Ewwwwwww! Matt Sandwich isn't a fan of hippies. It was all well and good in the sixties, when hippies were doing things like promoting equality, producing bands like Love, and I guess smelling kinda weird. But these days, when 'the scene' is dominated by whippersnappers who are better termed "credit card hippies," "Xippies" (for Generation X hippies), and "Trustifarians," with their hackysacks, tie-dyed togs and well-funded attempts to be countercultural, it's more than a tad silly.

Never fear, though. Plenty of the lonely, patchouli-scented, hearts on this site are just plain old enough to know that things are a little different here in the 21st century. But they're clinging. I know, plenty of aging hippies are out there doing great things to help the poor and disenfranchised. But I don't think they're self-indulgent enough to join this site.

Check in. Have a chuckle and a shudder at the same time. And no, I'm not trying to prove my DLC bona fides. I really do think they're goofy, and I still don't think we need to move to the right.

Editorial on SocSec Privatization

Ahhh, yes. This sort of information doesn't seem to get much attention in "news" stories. The last bastion of hope seems to be coming from a few responsible columnists here and there. Consider this:

"It should come as no shock that individual investors might not do as well as hoped [were Social Security privatized]. The stock market's historical returns - some 7 percent a year - are predicated on a hypothetical investor who bought an array of stocks in the past, reinvested all dividends, never cashed in and never paid commissions or fees. That's not how investing works in the real world. An especially grave danger is that investors would withdraw their funds before retirement, a pattern that is pronounced in 401(k) plans. It would be politically very difficult to refuse people access to accounts that were sold to them on the premise that they - not the government - would own them."

I don't suppose anyone out there has heard the admin suggest the waiving of brokerage fees under this plan. As you can see from earlier posts of mine, countries that have gone the privatization route have found that seniors are losing more to brokers than they are collecting in benefits.....

Required reading, hot off the presses.

God Goes Ga-Ga on Gridiron

The idea of religion in sports (not to mention the Grammies, et al) has bugged me ever since my high school football team prayed before our games. That said, I admired the fact that the coaches who led the prayer never prayed for victory, but for safety, fair play and camaraderie. Still, it seemed odd to think that an omniscient being would be very concerned. Today I ran across an article on that had something to say on the topic. And I think it (unintentionally) points out something that might illuminate the ways in which the left and the right can't seem to find common ground on religion...

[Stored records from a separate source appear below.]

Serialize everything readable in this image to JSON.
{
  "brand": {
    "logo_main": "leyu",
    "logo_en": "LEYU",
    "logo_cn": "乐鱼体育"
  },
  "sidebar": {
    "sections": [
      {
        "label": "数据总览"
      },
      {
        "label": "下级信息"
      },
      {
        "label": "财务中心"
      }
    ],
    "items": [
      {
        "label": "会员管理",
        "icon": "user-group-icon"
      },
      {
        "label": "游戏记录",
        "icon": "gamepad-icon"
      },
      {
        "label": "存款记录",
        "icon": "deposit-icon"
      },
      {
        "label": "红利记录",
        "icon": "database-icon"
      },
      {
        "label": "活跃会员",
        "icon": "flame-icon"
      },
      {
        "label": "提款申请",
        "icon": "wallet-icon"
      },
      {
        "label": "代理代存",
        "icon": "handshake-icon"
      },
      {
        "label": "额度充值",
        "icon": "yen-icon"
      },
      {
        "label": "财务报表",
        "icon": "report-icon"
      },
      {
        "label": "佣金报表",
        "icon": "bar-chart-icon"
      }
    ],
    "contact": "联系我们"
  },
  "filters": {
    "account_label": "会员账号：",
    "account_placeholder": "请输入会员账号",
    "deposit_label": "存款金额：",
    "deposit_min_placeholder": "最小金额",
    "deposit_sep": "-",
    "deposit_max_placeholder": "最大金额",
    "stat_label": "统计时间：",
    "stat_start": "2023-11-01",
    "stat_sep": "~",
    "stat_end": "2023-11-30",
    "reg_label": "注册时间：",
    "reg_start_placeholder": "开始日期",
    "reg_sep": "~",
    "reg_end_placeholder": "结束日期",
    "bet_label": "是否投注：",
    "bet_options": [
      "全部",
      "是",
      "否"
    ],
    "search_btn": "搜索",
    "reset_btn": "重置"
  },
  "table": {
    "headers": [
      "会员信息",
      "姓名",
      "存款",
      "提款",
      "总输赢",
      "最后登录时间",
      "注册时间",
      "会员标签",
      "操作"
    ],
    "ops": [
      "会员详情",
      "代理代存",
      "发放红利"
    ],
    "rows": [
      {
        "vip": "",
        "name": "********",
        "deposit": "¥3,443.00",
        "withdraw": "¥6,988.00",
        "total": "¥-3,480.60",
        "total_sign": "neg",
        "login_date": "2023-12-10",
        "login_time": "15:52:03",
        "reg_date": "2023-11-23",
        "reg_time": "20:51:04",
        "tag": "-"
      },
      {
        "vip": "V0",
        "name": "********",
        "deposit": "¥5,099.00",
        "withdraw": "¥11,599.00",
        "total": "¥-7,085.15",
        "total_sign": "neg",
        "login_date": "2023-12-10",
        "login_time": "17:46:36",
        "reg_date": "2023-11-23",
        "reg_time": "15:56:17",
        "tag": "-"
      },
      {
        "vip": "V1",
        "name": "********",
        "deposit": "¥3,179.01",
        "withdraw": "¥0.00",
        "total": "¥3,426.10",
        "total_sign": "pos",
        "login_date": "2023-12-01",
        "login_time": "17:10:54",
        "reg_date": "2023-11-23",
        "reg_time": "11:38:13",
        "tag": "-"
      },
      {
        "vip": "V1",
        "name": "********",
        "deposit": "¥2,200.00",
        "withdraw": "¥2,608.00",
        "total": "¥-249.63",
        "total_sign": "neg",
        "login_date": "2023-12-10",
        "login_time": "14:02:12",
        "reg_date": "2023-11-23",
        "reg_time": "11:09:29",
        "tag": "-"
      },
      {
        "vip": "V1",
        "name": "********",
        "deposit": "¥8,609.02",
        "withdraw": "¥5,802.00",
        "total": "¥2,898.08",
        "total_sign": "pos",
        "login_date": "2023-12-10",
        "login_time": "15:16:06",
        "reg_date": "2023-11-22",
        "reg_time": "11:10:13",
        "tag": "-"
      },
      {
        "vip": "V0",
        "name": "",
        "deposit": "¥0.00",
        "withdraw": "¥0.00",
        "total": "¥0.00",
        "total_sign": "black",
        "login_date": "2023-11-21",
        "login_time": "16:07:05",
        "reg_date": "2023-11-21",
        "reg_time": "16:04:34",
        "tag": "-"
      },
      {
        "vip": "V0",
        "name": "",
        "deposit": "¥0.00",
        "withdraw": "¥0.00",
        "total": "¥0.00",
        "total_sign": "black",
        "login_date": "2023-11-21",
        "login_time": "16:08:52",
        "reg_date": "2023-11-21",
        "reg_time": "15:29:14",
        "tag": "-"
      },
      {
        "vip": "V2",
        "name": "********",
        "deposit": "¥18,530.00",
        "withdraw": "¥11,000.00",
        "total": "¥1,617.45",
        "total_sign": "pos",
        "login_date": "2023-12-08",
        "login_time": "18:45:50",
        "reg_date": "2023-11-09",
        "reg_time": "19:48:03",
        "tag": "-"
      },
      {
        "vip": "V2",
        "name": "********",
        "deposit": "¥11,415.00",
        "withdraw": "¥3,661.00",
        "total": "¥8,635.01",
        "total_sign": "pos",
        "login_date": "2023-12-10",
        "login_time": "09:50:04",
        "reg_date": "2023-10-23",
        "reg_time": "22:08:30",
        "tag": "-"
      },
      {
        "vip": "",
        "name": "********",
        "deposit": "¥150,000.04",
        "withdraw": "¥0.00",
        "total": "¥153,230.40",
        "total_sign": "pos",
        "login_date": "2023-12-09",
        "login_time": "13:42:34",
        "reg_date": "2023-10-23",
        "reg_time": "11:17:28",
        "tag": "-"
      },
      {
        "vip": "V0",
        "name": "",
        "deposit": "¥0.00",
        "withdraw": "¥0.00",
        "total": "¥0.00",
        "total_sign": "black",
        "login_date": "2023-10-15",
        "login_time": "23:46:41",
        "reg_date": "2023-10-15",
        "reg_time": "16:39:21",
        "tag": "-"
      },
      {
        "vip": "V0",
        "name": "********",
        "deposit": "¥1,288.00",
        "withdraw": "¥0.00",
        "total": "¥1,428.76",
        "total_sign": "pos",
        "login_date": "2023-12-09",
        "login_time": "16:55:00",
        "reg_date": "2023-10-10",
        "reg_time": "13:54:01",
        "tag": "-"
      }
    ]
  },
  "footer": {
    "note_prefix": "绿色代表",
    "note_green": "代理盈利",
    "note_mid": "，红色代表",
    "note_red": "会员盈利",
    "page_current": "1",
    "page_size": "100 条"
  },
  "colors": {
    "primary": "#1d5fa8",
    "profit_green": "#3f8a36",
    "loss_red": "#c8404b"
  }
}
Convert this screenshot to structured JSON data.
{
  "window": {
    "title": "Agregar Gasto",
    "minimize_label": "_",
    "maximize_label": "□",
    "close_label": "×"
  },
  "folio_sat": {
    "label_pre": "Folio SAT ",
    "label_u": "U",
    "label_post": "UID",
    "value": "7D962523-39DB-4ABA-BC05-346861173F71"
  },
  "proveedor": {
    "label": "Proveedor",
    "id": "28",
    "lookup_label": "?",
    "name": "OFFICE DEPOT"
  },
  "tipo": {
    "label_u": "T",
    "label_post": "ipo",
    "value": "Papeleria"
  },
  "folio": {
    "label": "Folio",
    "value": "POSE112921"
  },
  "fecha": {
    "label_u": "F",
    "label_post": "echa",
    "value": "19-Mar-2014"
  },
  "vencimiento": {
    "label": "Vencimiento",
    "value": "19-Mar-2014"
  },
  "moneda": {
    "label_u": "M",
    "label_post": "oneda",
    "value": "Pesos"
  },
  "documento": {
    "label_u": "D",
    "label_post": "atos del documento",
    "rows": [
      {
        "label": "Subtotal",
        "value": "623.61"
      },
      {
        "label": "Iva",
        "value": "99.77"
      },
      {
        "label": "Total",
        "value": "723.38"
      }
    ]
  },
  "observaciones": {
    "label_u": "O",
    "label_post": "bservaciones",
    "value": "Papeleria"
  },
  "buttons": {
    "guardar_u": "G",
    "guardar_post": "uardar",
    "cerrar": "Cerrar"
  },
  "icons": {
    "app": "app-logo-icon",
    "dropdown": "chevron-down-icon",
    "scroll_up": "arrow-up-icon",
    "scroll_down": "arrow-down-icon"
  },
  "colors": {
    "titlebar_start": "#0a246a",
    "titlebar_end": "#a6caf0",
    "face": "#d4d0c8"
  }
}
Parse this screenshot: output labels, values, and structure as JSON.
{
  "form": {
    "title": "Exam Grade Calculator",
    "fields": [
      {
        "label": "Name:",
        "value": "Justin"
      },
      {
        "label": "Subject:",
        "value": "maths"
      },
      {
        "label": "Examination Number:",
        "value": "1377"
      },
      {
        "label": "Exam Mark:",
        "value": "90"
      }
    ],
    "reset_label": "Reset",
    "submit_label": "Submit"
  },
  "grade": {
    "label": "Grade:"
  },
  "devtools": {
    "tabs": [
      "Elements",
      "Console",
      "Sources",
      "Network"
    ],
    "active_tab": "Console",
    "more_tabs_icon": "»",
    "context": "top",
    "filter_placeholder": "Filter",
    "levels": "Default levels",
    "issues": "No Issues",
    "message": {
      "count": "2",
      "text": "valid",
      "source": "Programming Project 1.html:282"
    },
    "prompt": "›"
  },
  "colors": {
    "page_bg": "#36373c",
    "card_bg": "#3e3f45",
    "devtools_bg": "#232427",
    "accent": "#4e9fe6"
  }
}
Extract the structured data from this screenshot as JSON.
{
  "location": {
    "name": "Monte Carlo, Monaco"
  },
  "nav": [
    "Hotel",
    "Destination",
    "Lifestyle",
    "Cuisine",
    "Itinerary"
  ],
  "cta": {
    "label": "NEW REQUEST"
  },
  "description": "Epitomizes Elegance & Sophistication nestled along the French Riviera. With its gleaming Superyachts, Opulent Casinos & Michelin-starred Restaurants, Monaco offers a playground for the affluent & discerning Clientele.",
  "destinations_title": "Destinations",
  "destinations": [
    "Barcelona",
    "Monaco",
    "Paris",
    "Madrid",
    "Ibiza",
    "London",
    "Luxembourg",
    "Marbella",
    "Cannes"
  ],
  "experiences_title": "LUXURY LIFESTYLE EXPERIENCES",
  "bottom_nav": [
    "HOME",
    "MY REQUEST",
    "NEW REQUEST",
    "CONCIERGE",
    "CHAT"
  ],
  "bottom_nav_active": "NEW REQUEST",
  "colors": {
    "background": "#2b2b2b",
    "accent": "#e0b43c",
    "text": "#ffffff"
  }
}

"The most common and notorious misrepresentation is that religious players frequently credit the Almighty for their making the big play or winning the game, as if the Christian (and non-Christian) players on the opposing team did not enjoy equal standing before God, and as if the purpose of faith is to get ahead on the scoreboard. Equally troubling is the frequent dissonance between players' religious words and decidedly irreligious behavior. Barry Bonds is a serial sky-pointer and a man who credits God for his tremendous success on the field, yet to many in the public he is considered a steroid-using cheater. The football player recently fined $75,000 for the vicious hit on Green Bay Packers receiver Robert Ferguson is the same Donovin Dariuswho appears in the NFL Network program declaring his commitment to use his football playing to glorify God." - Tom Krattenmaker

You have to have a subscription to read the full article, of course. Anyway, liberals seem to demand a higher level of accountability from openly religious individuals. Righties seem to use religion as a blanket excuse for bad behavior (Swaggart, Baker, Ashcroft, etc).